**Exercise details:**
Only the text of the entries below should be returned, exactly as given, without pictures.

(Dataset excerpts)
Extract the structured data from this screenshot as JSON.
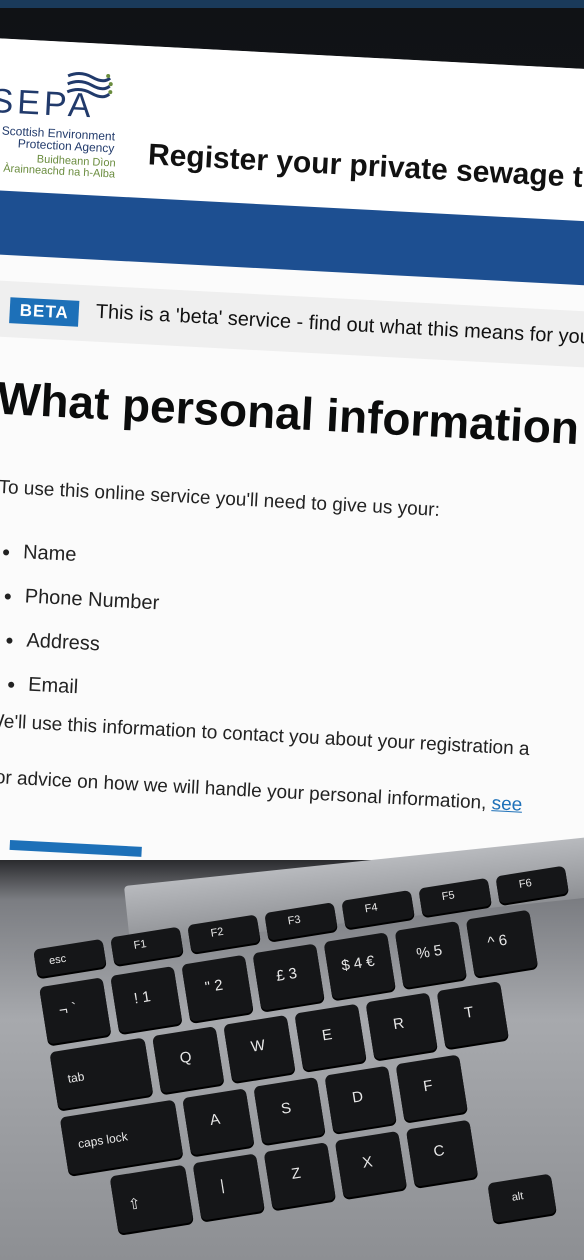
{
  "header": {
    "logo_text": "SEPA",
    "org_name_line1": "Scottish Environment",
    "org_name_line2": "Protection Agency",
    "org_gaelic_line1": "Buidheann Dìon",
    "org_gaelic_line2": "Àrainneachd na h-Alba",
    "service_title": "Register your private sewage tre"
  },
  "phase_banner": {
    "tag": "BETA",
    "text": "This is a 'beta' service - find out what this means for you"
  },
  "main": {
    "heading": "What personal information w",
    "intro": "To use this online service you'll need to give us your:",
    "items": [
      "Name",
      "Phone Number",
      "Address",
      "Email"
    ],
    "para1": "We'll use this information to contact you about your registration a",
    "para2_text": "For advice on how we will handle your personal information,",
    "para2_link": "see"
  },
  "keyboard": {
    "row1": [
      "esc",
      "F1",
      "F2",
      "F3",
      "F4",
      "F5",
      "F6"
    ],
    "row2": [
      "¬ `",
      "! 1",
      "\" 2",
      "£ 3",
      "$ 4 €",
      "% 5",
      "^ 6"
    ],
    "row3": [
      "tab",
      "Q",
      "W",
      "E",
      "R",
      "T"
    ],
    "row4": [
      "caps lock",
      "A",
      "S",
      "D",
      "F"
    ],
    "row5": [
      "⇧",
      "|",
      "Z",
      "X",
      "C"
    ],
    "alt": "alt"
  },
  "colors": {
    "brand_blue": "#1d4f91",
    "beta_blue": "#1d70b8",
    "phase_bg": "#efefef",
    "text": "#0b0c0c"
  }
}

**Exercise response:**
Extract the structured data from this screenshot as JSON.
{
  "header": {
    "logo_text": "SEPA",
    "org_name_line1": "Scottish Environment",
    "org_name_line2": "Protection Agency",
    "org_gaelic_line1": "Buidheann Dìon",
    "org_gaelic_line2": "Àrainneachd na h-Alba",
    "service_title": "Register your private sewage tre"
  },
  "phase_banner": {
    "tag": "BETA",
    "text": "This is a 'beta' service - find out what this means for you"
  },
  "main": {
    "heading": "What personal information w",
    "intro": "To use this online service you'll need to give us your:",
    "items": [
      "Name",
      "Phone Number",
      "Address",
      "Email"
    ],
    "para1": "We'll use this information to contact you about your registration a",
    "para2_text": "For advice on how we will handle your personal information,",
    "para2_link": "see"
  },
  "keyboard": {
    "row1": [
      "esc",
      "F1",
      "F2",
      "F3",
      "F4",
      "F5",
      "F6"
    ],
    "row2": [
      "¬ `",
      "! 1",
      "\" 2",
      "£ 3",
      "$ 4 €",
      "% 5",
      "^ 6"
    ],
    "row3": [
      "tab",
      "Q",
      "W",
      "E",
      "R",
      "T"
    ],
    "row4": [
      "caps lock",
      "A",
      "S",
      "D",
      "F"
    ],
    "row5": [
      "⇧",
      "|",
      "Z",
      "X",
      "C"
    ],
    "alt": "alt"
  },
  "colors": {
    "brand_blue": "#1d4f91",
    "beta_blue": "#1d70b8",
    "phase_bg": "#efefef",
    "text": "#0b0c0c"
  }
}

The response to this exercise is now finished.